• _WHAT YOU SHOULD DO_:
Copy down the listing below exactly, please, including every line.

• _DATA SUPPLIED_:
###

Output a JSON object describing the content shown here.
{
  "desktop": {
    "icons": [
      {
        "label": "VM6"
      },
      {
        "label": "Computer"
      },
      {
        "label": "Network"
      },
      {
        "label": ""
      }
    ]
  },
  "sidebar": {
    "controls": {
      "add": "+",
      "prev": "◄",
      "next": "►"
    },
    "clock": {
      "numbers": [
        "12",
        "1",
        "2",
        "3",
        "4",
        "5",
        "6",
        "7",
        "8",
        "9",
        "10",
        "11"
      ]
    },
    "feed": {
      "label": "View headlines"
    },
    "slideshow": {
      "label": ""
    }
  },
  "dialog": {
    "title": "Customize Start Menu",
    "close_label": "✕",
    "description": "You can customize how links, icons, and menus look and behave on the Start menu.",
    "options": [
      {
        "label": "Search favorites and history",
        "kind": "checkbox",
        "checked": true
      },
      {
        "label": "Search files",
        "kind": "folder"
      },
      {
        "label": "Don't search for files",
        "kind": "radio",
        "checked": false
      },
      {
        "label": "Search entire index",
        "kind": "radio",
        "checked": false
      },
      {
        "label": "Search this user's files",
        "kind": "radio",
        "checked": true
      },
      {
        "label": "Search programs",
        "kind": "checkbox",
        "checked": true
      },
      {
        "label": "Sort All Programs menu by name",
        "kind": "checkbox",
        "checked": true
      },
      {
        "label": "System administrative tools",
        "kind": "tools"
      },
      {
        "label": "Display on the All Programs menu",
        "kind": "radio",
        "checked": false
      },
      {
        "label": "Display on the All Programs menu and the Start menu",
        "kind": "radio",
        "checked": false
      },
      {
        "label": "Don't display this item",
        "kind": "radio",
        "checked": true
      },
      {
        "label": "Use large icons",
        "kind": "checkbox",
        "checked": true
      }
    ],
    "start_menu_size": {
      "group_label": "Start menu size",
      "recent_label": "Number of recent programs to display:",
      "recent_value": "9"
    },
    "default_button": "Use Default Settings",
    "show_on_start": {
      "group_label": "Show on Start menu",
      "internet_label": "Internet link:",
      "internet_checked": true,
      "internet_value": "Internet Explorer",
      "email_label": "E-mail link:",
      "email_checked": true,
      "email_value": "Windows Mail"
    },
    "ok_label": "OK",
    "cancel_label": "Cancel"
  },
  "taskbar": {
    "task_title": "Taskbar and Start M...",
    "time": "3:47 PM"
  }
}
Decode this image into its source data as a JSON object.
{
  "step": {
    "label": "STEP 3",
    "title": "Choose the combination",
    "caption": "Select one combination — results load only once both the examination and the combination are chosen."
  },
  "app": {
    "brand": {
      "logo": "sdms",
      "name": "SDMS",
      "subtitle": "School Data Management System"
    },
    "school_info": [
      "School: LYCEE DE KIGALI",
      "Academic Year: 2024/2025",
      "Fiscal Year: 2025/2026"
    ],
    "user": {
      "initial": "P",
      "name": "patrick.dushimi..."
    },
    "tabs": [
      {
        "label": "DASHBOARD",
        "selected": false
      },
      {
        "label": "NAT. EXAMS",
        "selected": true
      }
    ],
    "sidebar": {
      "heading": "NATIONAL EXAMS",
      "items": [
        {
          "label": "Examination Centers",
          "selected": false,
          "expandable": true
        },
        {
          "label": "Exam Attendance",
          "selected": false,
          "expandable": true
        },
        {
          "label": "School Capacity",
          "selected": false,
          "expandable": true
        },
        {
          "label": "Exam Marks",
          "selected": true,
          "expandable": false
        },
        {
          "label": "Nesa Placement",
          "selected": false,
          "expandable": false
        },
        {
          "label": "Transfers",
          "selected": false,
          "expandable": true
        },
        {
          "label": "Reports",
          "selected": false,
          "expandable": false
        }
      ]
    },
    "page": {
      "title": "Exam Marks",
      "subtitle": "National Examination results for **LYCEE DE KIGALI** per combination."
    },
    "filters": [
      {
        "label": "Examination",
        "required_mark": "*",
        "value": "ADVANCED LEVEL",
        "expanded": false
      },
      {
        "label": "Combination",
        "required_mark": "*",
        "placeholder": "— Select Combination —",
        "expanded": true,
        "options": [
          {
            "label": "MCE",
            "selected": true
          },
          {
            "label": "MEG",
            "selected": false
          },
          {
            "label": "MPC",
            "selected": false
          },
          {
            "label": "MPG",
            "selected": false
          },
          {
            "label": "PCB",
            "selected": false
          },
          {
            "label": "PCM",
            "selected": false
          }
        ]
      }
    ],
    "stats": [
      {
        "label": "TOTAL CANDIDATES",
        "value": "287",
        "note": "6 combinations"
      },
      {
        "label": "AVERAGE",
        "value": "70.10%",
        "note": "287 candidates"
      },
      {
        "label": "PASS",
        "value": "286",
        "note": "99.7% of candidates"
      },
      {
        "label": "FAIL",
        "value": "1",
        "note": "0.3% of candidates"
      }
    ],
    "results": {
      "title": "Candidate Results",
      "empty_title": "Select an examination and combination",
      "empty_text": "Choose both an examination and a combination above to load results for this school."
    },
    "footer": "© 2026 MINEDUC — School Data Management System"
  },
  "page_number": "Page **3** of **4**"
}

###

• _TASK RESPONSE_:
Output a JSON object describing the content shown here.
{
  "desktop": {
    "icons": [
      {
        "label": "VM6"
      },
      {
        "label": "Computer"
      },
      {
        "label": "Network"
      },
      {
        "label": ""
      }
    ]
  },
  "sidebar": {
    "controls": {
      "add": "+",
      "prev": "◄",
      "next": "►"
    },
    "clock": {
      "numbers": [
        "12",
        "1",
        "2",
        "3",
        "4",
        "5",
        "6",
        "7",
        "8",
        "9",
        "10",
        "11"
      ]
    },
    "feed": {
      "label": "View headlines"
    },
    "slideshow": {
      "label": ""
    }
  },
  "dialog": {
    "title": "Customize Start Menu",
    "close_label": "✕",
    "description": "You can customize how links, icons, and menus look and behave on the Start menu.",
    "options": [
      {
        "label": "Search favorites and history",
        "kind": "checkbox",
        "checked": true
      },
      {
        "label": "Search files",
        "kind": "folder"
      },
      {
        "label": "Don't search for files",
        "kind": "radio",
        "checked": false
      },
      {
        "label": "Search entire index",
        "kind": "radio",
        "checked": false
      },
      {
        "label": "Search this user's files",
        "kind": "radio",
        "checked": true
      },
      {
        "label": "Search programs",
        "kind": "checkbox",
        "checked": true
      },
      {
        "label": "Sort All Programs menu by name",
        "kind": "checkbox",
        "checked": true
      },
      {
        "label": "System administrative tools",
        "kind": "tools"
      },
      {
        "label": "Display on the All Programs menu",
        "kind": "radio",
        "checked": false
      },
      {
        "label": "Display on the All Programs menu and the Start menu",
        "kind": "radio",
        "checked": false
      },
      {
        "label": "Don't display this item",
        "kind": "radio",
        "checked": true
      },
      {
        "label": "Use large icons",
        "kind": "checkbox",
        "checked": true
      }
    ],
    "start_menu_size": {
      "group_label": "Start menu size",
      "recent_label": "Number of recent programs to display:",
      "recent_value": "9"
    },
    "default_button": "Use Default Settings",
    "show_on_start": {
      "group_label": "Show on Start menu",
      "internet_label": "Internet link:",
      "internet_checked": true,
      "internet_value": "Internet Explorer",
      "email_label": "E-mail link:",
      "email_checked": true,
      "email_value": "Windows Mail"
    },
    "ok_label": "OK",
    "cancel_label": "Cancel"
  },
  "taskbar": {
    "task_title": "Taskbar and Start M...",
    "time": "3:47 PM"
  }
}
Decode this image into its source data as a JSON object.
{
  "step": {
    "label": "STEP 3",
    "title": "Choose the combination",
    "caption": "Select one combination — results load only once both the examination and the combination are chosen."
  },
  "app": {
    "brand": {
      "logo": "sdms",
      "name": "SDMS",
      "subtitle": "School Data Management System"
    },
    "school_info": [
      "School: LYCEE DE KIGALI",
      "Academic Year: 2024/2025",
      "Fiscal Year: 2025/2026"
    ],
    "user": {
      "initial": "P",
      "name": "patrick.dushimi..."
    },
    "tabs": [
      {
        "label": "DASHBOARD",
        "selected": false
      },
      {
        "label": "NAT. EXAMS",
        "selected": true
      }
    ],
    "sidebar": {
      "heading": "NATIONAL EXAMS",
      "items": [
        {
          "label": "Examination Centers",
          "selected": false,
          "expandable": true
        },
        {
          "label": "Exam Attendance",
          "selected": false,
          "expandable": true
        },
        {
          "label": "School Capacity",
          "selected": false,
          "expandable": true
        },
        {
          "label": "Exam Marks",
          "selected": true,
          "expandable": false
        },
        {
          "label": "Nesa Placement",
          "selected": false,
          "expandable": false
        },
        {
          "label": "Transfers",
          "selected": false,
          "expandable": true
        },
        {
          "label": "Reports",
          "selected": false,
          "expandable": false
        }
      ]
    },
    "page": {
      "title": "Exam Marks",
      "subtitle": "National Examination results for **LYCEE DE KIGALI** per combination."
    },
    "filters": [
      {
        "label": "Examination",
        "required_mark": "*",
        "value": "ADVANCED LEVEL",
        "expanded": false
      },
      {
        "label": "Combination",
        "required_mark": "*",
        "placeholder": "— Select Combination —",
        "expanded": true,
        "options": [
          {
            "label": "MCE",
            "selected": true
          },
          {
            "label": "MEG",
            "selected": false
          },
          {
            "label": "MPC",
            "selected": false
          },
          {
            "label": "MPG",
            "selected": false
          },
          {
            "label": "PCB",
            "selected": false
          },
          {
            "label": "PCM",
            "selected": false
          }
        ]
      }
    ],
    "stats": [
      {
        "label": "TOTAL CANDIDATES",
        "value": "287",
        "note": "6 combinations"
      },
      {
        "label": "AVERAGE",
        "value": "70.10%",
        "note": "287 candidates"
      },
      {
        "label": "PASS",
        "value": "286",
        "note": "99.7% of candidates"
      },
      {
        "label": "FAIL",
        "value": "1",
        "note": "0.3% of candidates"
      }
    ],
    "results": {
      "title": "Candidate Results",
      "empty_title": "Select an examination and combination",
      "empty_text": "Choose both an examination and a combination above to load results for this school."
    },
    "footer": "© 2026 MINEDUC — School Data Management System"
  },
  "page_number": "Page **3** of **4**"
}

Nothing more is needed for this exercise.